▶ [Your objective]: How many lines of these records hold the string "theme"? Reply with the number alone.

App and web page records
┌──

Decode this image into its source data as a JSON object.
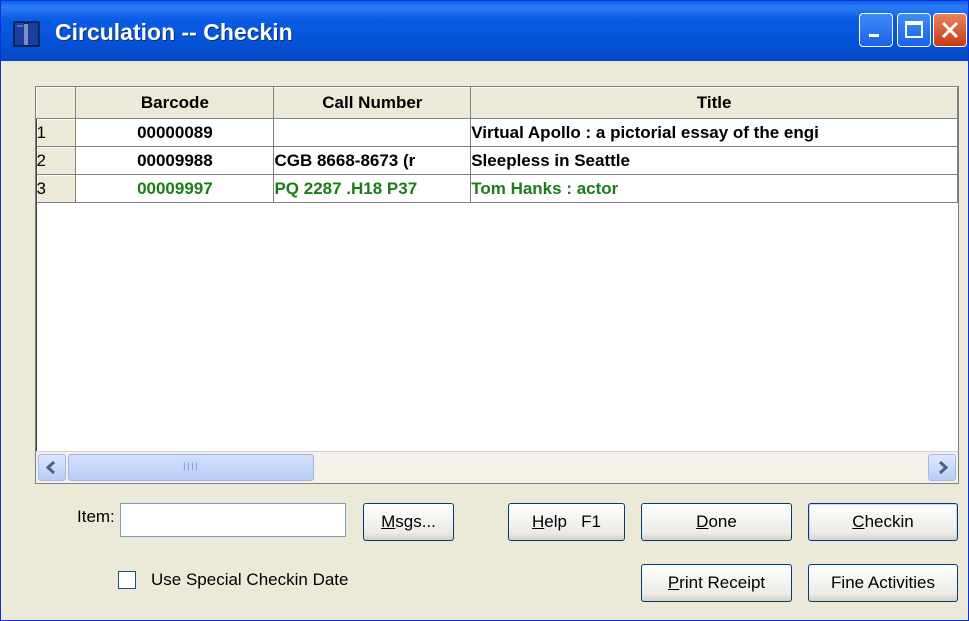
{
  "window": {
    "title": "Circulation -- Checkin",
    "controls": {
      "minimize": "minimize",
      "maximize": "maximize",
      "close": "close"
    }
  },
  "grid": {
    "columns": [
      "Barcode",
      "Call Number",
      "Title"
    ],
    "rows": [
      {
        "num": "1",
        "barcode": "00000089",
        "call_number": "",
        "title": "Virtual Apollo : a pictorial essay of the engi",
        "color": "#000000"
      },
      {
        "num": "2",
        "barcode": "00009988",
        "call_number": "CGB 8668-8673 (r",
        "title": "Sleepless in Seattle",
        "color": "#000000"
      },
      {
        "num": "3",
        "barcode": "00009997",
        "call_number": "PQ 2287 .H18 P37",
        "title": "Tom Hanks : actor",
        "color": "#1a7d16"
      }
    ],
    "scroll_thumb_grip": "IIII"
  },
  "form": {
    "item_label": "Item:",
    "item_value": "",
    "special_date_label": "Use Special Checkin Date",
    "special_date_checked": false
  },
  "buttons": {
    "msgs": {
      "mnemonic": "M",
      "rest": "sgs..."
    },
    "help": {
      "mnemonic": "H",
      "rest": "elp   F1"
    },
    "done": {
      "mnemonic": "D",
      "rest": "one"
    },
    "checkin": {
      "mnemonic": "C",
      "rest": "heckin"
    },
    "print_receipt": {
      "mnemonic": "P",
      "rest": "rint Receipt"
    },
    "fine_activities": {
      "label": "Fine Activities"
    }
  },
  "colors": {
    "titlebar": "#0a5ce6",
    "highlight_row": "#1a7d16",
    "face": "#ece9d8"
  }
}
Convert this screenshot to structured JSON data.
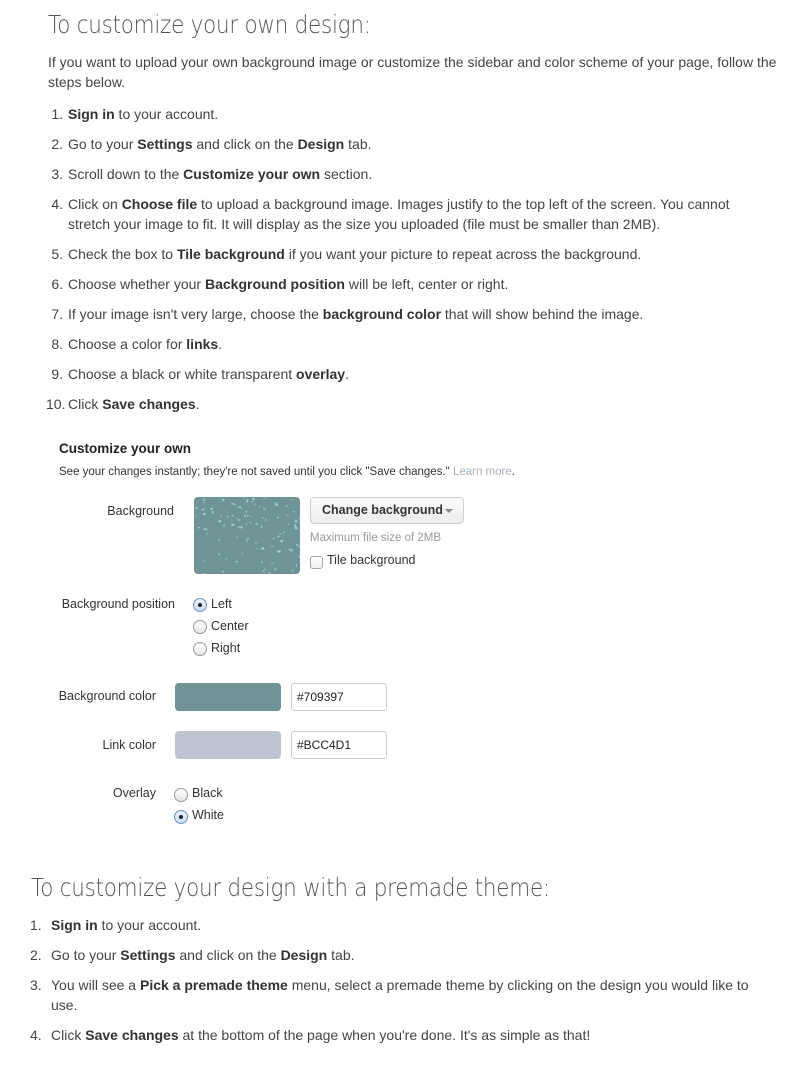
{
  "section1": {
    "heading": "To customize your own design:",
    "intro": "If you want to upload your own background image or customize the sidebar and color scheme of your page, follow the steps below.",
    "steps": [
      {
        "num": "1.",
        "parts": [
          {
            "b": "Sign in"
          },
          {
            "t": " to your account."
          }
        ]
      },
      {
        "num": "2.",
        "parts": [
          {
            "t": "Go to your "
          },
          {
            "b": "Settings"
          },
          {
            "t": " and click on the "
          },
          {
            "b": "Design"
          },
          {
            "t": " tab."
          }
        ]
      },
      {
        "num": "3.",
        "parts": [
          {
            "t": "Scroll down to the "
          },
          {
            "b": "Customize your own"
          },
          {
            "t": " section."
          }
        ]
      },
      {
        "num": "4.",
        "parts": [
          {
            "t": "Click on "
          },
          {
            "b": "Choose file"
          },
          {
            "t": " to upload a background image. Images justify to the top left of the screen. You cannot stretch your image to fit. It will display as the size you uploaded (file must be smaller than 2MB)."
          }
        ]
      },
      {
        "num": "5.",
        "parts": [
          {
            "t": "Check the box to "
          },
          {
            "b": "Tile background"
          },
          {
            "t": " if you want your picture to repeat across the background."
          }
        ]
      },
      {
        "num": "6.",
        "parts": [
          {
            "t": "Choose whether your "
          },
          {
            "b": "Background position"
          },
          {
            "t": " will be left, center or right."
          }
        ]
      },
      {
        "num": "7.",
        "parts": [
          {
            "t": "If your image isn't very large, choose the "
          },
          {
            "b": "background color"
          },
          {
            "t": " that will show behind the image."
          }
        ]
      },
      {
        "num": "8.",
        "parts": [
          {
            "t": "Choose a color for "
          },
          {
            "b": "links"
          },
          {
            "t": "."
          }
        ]
      },
      {
        "num": "9.",
        "parts": [
          {
            "t": "Choose a black or white transparent "
          },
          {
            "b": "overlay"
          },
          {
            "t": "."
          }
        ]
      },
      {
        "num": "10.",
        "parts": [
          {
            "t": "Click "
          },
          {
            "b": "Save changes"
          },
          {
            "t": "."
          }
        ]
      }
    ]
  },
  "panel": {
    "title": "Customize your own",
    "description": "See your changes instantly; they're not saved until you click \"Save changes.\"",
    "learn_more": "Learn more",
    "learn_more_suffix": ".",
    "background_label": "Background",
    "change_background_button": "Change background",
    "max_file_hint": "Maximum file size of 2MB",
    "tile_background_label": "Tile background",
    "tile_background_checked": false,
    "background_position_label": "Background position",
    "background_position_options": [
      "Left",
      "Center",
      "Right"
    ],
    "background_position_selected": "Left",
    "background_color_label": "Background color",
    "background_color_value": "#709397",
    "link_color_label": "Link color",
    "link_color_value": "#BCC4D1",
    "overlay_label": "Overlay",
    "overlay_options": [
      "Black",
      "White"
    ],
    "overlay_selected": "White",
    "thumbnail_color": "#6f9496",
    "thumbnail_speckle_color": "#a6d6d4"
  },
  "section2": {
    "heading": "To customize your design with a premade theme:",
    "steps": [
      {
        "num": "1.",
        "parts": [
          {
            "b": "Sign in"
          },
          {
            "t": " to your account."
          }
        ]
      },
      {
        "num": "2.",
        "parts": [
          {
            "t": "Go to your "
          },
          {
            "b": "Settings"
          },
          {
            "t": " and click on the "
          },
          {
            "b": "Design"
          },
          {
            "t": " tab."
          }
        ]
      },
      {
        "num": "3.",
        "parts": [
          {
            "t": "You will see a "
          },
          {
            "b": "Pick a premade theme"
          },
          {
            "t": " menu, select a premade theme by clicking on the design you would like to use."
          }
        ]
      },
      {
        "num": "4.",
        "parts": [
          {
            "t": "Click "
          },
          {
            "b": "Save changes"
          },
          {
            "t": " at the bottom of the page when you're done. It's as simple as that!"
          }
        ]
      }
    ]
  }
}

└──

▶ [Response to the exercise]: 3